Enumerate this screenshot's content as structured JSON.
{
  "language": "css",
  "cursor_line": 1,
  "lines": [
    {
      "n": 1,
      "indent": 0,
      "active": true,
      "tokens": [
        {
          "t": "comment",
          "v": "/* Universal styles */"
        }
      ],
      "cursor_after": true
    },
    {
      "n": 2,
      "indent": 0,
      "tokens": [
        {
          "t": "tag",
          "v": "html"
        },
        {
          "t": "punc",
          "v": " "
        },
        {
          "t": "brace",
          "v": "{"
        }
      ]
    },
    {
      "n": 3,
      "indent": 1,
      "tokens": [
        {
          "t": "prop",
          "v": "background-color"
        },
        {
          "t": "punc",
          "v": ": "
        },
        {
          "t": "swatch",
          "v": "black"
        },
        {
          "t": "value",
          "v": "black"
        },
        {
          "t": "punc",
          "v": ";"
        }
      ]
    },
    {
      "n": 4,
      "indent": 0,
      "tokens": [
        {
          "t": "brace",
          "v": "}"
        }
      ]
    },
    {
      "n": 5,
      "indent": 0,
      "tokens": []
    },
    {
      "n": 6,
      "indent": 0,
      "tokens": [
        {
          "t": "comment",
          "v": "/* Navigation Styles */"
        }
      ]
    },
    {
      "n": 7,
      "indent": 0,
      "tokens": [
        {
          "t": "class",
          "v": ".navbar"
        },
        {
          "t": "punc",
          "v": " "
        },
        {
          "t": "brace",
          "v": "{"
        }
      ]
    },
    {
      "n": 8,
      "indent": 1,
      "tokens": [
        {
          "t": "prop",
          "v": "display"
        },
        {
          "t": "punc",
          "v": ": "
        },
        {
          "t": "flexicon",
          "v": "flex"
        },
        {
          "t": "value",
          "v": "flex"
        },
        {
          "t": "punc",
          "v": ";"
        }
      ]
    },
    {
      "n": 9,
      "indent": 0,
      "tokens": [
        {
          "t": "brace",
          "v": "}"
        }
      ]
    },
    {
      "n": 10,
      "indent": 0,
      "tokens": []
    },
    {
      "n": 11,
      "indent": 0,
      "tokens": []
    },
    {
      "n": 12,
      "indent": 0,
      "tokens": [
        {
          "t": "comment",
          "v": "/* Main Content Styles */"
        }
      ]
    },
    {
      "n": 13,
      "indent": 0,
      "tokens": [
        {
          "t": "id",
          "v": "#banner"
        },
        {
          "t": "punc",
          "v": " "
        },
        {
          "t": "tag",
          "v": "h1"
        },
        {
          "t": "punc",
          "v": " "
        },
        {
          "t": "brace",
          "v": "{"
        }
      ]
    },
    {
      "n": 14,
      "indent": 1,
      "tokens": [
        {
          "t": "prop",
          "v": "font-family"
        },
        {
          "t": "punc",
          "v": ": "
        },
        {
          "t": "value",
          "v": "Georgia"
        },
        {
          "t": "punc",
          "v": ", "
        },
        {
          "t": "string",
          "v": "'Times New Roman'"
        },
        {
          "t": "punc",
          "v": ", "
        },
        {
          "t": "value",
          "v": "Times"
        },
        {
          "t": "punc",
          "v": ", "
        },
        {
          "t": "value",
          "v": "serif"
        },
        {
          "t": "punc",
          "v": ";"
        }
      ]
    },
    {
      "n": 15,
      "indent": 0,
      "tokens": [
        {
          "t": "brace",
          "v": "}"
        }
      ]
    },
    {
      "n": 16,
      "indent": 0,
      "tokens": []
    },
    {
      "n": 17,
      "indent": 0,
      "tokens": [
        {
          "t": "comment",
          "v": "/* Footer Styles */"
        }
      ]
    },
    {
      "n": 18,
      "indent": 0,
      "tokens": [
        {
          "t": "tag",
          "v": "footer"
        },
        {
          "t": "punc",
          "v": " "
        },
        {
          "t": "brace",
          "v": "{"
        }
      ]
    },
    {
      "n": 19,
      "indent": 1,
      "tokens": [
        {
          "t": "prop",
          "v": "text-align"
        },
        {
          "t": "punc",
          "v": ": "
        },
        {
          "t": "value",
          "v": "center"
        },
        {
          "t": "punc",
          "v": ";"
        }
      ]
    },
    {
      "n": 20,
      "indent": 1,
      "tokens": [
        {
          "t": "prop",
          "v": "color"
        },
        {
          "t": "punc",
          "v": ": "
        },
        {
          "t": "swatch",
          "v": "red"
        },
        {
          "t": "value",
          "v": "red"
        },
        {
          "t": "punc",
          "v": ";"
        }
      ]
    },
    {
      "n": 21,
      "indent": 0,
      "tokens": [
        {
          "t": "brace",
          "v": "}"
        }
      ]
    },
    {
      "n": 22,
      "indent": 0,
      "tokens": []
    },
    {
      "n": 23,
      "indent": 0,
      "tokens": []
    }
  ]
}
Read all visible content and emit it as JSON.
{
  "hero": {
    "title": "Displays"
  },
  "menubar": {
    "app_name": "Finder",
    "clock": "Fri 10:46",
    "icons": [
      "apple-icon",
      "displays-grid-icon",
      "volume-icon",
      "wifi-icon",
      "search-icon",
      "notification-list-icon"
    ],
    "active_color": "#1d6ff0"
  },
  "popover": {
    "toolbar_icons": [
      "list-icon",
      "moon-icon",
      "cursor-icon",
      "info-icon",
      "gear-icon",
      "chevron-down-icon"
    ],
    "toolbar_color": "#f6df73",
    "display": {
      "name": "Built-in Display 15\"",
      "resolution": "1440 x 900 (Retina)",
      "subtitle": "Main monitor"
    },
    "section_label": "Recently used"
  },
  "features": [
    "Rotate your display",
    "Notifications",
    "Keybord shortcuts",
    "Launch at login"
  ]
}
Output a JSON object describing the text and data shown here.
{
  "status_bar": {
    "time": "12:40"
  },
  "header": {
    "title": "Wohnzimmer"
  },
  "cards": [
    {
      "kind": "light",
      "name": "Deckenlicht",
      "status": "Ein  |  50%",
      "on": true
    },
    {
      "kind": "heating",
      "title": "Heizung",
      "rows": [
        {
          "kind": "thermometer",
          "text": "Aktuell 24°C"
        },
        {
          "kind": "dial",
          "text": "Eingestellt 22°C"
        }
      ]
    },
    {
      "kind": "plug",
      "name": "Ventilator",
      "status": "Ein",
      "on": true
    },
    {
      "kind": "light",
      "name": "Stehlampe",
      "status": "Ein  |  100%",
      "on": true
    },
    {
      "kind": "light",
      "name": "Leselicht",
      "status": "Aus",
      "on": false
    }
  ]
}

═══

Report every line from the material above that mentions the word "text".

          "v": "text-align"
Output a JSON object describing the text and data shown here.
          "text": "Aktuell 24°C"
          "text": "Eingestellt 22°C"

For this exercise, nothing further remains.